DATASET EXTRACT:
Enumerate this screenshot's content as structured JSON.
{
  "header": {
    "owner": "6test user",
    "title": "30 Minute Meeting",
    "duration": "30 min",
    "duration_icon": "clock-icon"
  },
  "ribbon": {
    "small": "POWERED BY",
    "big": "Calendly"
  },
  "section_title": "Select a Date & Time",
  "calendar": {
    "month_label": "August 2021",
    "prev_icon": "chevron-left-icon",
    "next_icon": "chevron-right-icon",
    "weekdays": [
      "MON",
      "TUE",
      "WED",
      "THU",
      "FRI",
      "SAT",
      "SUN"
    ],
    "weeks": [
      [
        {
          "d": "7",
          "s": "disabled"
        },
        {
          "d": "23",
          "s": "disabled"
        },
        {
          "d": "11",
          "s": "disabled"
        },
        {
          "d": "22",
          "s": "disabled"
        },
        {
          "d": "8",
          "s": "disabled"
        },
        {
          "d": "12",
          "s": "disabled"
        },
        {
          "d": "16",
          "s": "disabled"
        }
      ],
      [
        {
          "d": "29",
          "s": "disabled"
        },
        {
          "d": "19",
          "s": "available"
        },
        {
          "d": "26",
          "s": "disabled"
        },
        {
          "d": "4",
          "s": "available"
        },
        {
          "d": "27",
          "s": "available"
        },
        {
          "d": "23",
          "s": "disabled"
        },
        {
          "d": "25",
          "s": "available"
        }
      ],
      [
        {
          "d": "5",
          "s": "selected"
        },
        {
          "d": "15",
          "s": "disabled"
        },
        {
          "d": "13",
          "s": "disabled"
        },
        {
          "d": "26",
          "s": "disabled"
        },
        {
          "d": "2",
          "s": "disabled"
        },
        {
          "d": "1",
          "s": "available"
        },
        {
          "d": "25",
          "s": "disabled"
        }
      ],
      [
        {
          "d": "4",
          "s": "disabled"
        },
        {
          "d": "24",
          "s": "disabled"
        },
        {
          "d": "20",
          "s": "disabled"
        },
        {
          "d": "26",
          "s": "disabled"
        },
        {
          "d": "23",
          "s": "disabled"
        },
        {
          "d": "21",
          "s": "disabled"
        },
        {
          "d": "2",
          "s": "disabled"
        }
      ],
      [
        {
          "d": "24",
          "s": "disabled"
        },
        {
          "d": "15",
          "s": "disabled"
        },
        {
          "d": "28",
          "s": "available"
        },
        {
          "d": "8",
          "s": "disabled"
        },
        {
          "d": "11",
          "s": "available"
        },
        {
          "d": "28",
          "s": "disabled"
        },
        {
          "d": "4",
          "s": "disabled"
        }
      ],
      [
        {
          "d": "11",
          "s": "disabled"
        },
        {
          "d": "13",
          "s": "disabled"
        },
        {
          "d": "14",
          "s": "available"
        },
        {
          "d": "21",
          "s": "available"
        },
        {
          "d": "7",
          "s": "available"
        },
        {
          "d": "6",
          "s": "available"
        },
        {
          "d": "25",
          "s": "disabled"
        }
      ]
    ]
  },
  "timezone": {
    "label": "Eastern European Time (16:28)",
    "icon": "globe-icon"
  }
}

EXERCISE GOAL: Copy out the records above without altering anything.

RESULT OF THIS TASK:
Enumerate this screenshot's content as structured JSON.
{
  "header": {
    "owner": "6test user",
    "title": "30 Minute Meeting",
    "duration": "30 min",
    "duration_icon": "clock-icon"
  },
  "ribbon": {
    "small": "POWERED BY",
    "big": "Calendly"
  },
  "section_title": "Select a Date & Time",
  "calendar": {
    "month_label": "August 2021",
    "prev_icon": "chevron-left-icon",
    "next_icon": "chevron-right-icon",
    "weekdays": [
      "MON",
      "TUE",
      "WED",
      "THU",
      "FRI",
      "SAT",
      "SUN"
    ],
    "weeks": [
      [
        {
          "d": "7",
          "s": "disabled"
        },
        {
          "d": "23",
          "s": "disabled"
        },
        {
          "d": "11",
          "s": "disabled"
        },
        {
          "d": "22",
          "s": "disabled"
        },
        {
          "d": "8",
          "s": "disabled"
        },
        {
          "d": "12",
          "s": "disabled"
        },
        {
          "d": "16",
          "s": "disabled"
        }
      ],
      [
        {
          "d": "29",
          "s": "disabled"
        },
        {
          "d": "19",
          "s": "available"
        },
        {
          "d": "26",
          "s": "disabled"
        },
        {
          "d": "4",
          "s": "available"
        },
        {
          "d": "27",
          "s": "available"
        },
        {
          "d": "23",
          "s": "disabled"
        },
        {
          "d": "25",
          "s": "available"
        }
      ],
      [
        {
          "d": "5",
          "s": "selected"
        },
        {
          "d": "15",
          "s": "disabled"
        },
        {
          "d": "13",
          "s": "disabled"
        },
        {
          "d": "26",
          "s": "disabled"
        },
        {
          "d": "2",
          "s": "disabled"
        },
        {
          "d": "1",
          "s": "available"
        },
        {
          "d": "25",
          "s": "disabled"
        }
      ],
      [
        {
          "d": "4",
          "s": "disabled"
        },
        {
          "d": "24",
          "s": "disabled"
        },
        {
          "d": "20",
          "s": "disabled"
        },
        {
          "d": "26",
          "s": "disabled"
        },
        {
          "d": "23",
          "s": "disabled"
        },
        {
          "d": "21",
          "s": "disabled"
        },
        {
          "d": "2",
          "s": "disabled"
        }
      ],
      [
        {
          "d": "24",
          "s": "disabled"
        },
        {
          "d": "15",
          "s": "disabled"
        },
        {
          "d": "28",
          "s": "available"
        },
        {
          "d": "8",
          "s": "disabled"
        },
        {
          "d": "11",
          "s": "available"
        },
        {
          "d": "28",
          "s": "disabled"
        },
        {
          "d": "4",
          "s": "disabled"
        }
      ],
      [
        {
          "d": "11",
          "s": "disabled"
        },
        {
          "d": "13",
          "s": "disabled"
        },
        {
          "d": "14",
          "s": "available"
        },
        {
          "d": "21",
          "s": "available"
        },
        {
          "d": "7",
          "s": "available"
        },
        {
          "d": "6",
          "s": "available"
        },
        {
          "d": "25",
          "s": "disabled"
        }
      ]
    ]
  },
  "timezone": {
    "label": "Eastern European Time (16:28)",
    "icon": "globe-icon"
  }
}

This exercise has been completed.